*WHAT IS EXPECTED*.
Return each line of the listing that follows in which the string "Sales" can be found.

*SUPPLIED RECORDS*.
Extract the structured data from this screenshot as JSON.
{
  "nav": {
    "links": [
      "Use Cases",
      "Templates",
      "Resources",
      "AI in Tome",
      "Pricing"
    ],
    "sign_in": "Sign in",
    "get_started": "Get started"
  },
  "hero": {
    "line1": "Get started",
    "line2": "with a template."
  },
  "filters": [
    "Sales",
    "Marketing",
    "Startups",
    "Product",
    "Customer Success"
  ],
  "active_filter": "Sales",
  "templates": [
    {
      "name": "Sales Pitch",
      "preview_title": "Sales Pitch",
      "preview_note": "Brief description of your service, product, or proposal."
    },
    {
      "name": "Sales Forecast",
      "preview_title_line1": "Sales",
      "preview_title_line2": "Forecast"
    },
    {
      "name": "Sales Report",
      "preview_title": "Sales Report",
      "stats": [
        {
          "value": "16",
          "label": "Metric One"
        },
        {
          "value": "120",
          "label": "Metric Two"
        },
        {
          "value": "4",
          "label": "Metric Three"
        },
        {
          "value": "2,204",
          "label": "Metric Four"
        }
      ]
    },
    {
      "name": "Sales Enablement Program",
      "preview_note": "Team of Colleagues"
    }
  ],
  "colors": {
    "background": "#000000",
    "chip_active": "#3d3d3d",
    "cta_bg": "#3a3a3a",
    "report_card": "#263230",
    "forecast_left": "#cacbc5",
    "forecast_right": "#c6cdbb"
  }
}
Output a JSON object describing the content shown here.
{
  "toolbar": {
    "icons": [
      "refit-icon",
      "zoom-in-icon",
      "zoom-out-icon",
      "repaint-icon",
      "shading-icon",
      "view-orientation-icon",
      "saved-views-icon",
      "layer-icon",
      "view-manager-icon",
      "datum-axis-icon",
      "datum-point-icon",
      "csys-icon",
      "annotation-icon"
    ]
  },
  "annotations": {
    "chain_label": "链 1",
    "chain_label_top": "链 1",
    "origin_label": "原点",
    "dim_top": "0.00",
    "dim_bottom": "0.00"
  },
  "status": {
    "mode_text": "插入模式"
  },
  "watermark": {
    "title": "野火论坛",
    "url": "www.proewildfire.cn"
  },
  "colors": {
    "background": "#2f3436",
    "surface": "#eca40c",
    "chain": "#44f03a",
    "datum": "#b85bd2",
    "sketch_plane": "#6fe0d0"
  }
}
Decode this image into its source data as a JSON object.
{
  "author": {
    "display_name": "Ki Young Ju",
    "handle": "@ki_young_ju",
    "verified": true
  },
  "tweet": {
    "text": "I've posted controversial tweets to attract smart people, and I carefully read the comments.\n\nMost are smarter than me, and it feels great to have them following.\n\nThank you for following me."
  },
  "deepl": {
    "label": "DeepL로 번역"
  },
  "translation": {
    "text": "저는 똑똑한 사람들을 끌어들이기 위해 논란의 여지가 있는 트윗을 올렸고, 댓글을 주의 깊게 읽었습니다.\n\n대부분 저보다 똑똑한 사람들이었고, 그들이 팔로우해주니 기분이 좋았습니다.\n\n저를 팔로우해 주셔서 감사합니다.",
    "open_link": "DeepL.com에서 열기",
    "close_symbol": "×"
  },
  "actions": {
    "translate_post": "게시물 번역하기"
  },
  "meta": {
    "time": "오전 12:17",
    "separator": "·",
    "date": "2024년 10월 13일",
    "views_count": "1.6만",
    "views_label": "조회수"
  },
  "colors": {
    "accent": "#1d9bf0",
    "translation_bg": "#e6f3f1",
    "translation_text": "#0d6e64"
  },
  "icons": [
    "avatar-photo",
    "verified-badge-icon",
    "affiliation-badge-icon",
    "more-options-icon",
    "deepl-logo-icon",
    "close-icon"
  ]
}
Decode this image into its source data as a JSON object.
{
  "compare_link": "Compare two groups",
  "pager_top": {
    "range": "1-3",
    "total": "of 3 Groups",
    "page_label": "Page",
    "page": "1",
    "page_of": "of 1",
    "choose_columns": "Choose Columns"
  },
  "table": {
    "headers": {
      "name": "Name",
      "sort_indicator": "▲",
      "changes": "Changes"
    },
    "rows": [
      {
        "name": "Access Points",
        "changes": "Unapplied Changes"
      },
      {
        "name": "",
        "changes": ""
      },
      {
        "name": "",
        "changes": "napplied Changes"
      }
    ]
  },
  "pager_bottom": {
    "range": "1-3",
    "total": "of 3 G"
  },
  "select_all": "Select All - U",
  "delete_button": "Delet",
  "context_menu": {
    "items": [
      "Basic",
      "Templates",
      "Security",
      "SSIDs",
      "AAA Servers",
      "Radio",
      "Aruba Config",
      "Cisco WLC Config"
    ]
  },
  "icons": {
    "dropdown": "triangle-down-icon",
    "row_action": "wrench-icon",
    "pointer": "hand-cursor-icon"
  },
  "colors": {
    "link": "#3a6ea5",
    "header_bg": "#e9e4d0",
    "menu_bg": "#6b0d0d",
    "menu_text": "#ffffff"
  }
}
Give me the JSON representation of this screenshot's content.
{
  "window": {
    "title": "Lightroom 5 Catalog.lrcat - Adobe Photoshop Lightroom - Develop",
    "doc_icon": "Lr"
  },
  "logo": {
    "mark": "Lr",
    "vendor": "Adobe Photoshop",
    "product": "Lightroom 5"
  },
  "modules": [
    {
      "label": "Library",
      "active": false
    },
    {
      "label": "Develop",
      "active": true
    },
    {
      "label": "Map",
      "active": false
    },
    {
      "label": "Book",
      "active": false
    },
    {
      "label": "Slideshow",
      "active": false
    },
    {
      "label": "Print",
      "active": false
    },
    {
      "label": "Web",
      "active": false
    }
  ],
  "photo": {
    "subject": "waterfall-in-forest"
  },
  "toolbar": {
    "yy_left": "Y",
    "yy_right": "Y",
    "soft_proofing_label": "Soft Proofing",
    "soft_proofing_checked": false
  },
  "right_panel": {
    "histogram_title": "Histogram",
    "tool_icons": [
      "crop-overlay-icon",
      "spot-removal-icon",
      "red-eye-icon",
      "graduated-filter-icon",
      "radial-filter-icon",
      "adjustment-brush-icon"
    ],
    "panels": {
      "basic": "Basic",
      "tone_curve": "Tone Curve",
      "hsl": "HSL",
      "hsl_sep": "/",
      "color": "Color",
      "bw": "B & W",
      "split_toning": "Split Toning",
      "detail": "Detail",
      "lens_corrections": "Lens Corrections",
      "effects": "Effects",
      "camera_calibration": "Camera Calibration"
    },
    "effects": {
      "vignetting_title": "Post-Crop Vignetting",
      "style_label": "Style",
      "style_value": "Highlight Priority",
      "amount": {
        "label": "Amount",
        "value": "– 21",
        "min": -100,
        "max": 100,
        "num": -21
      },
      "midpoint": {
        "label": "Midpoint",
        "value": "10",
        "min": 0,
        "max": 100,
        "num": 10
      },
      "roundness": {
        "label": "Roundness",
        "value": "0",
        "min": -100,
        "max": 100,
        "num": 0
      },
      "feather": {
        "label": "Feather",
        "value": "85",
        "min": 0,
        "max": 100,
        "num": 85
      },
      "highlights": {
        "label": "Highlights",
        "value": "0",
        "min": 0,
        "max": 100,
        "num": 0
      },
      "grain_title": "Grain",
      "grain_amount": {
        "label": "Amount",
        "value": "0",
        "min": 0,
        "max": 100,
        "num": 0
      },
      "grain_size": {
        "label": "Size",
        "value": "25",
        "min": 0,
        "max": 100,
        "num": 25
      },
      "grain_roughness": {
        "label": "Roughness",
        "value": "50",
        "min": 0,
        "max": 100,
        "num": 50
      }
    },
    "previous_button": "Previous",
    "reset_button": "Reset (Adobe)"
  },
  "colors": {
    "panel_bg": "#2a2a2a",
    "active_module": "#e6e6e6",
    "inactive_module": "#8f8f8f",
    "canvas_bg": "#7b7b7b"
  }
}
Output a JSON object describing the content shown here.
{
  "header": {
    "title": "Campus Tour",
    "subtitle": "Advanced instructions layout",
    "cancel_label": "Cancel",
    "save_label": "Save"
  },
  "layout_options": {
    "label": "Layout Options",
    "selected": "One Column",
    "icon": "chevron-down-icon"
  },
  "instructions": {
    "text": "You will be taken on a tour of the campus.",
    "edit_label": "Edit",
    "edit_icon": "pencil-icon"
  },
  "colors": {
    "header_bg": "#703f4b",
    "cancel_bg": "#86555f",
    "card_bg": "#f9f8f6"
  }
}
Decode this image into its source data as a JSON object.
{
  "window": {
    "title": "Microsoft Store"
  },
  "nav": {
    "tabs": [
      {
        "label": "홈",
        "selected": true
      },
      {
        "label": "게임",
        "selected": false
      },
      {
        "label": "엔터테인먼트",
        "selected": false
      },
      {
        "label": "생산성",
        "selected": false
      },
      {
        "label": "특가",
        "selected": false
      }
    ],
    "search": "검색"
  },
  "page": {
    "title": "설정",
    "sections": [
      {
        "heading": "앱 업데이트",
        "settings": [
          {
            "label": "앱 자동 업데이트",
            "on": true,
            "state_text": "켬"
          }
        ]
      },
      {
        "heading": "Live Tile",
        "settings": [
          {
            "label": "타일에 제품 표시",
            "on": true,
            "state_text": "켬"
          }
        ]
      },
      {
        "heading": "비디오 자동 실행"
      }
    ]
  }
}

*YOUR SOLUTION*.
    "Sales",
  "active_filter": "Sales",
      "name": "Sales Pitch",
      "preview_title": "Sales Pitch",
      "name": "Sales Forecast",
      "preview_title_line1": "Sales",
      "name": "Sales Report",
      "preview_title": "Sales Report",
      "name": "Sales Enablement Program",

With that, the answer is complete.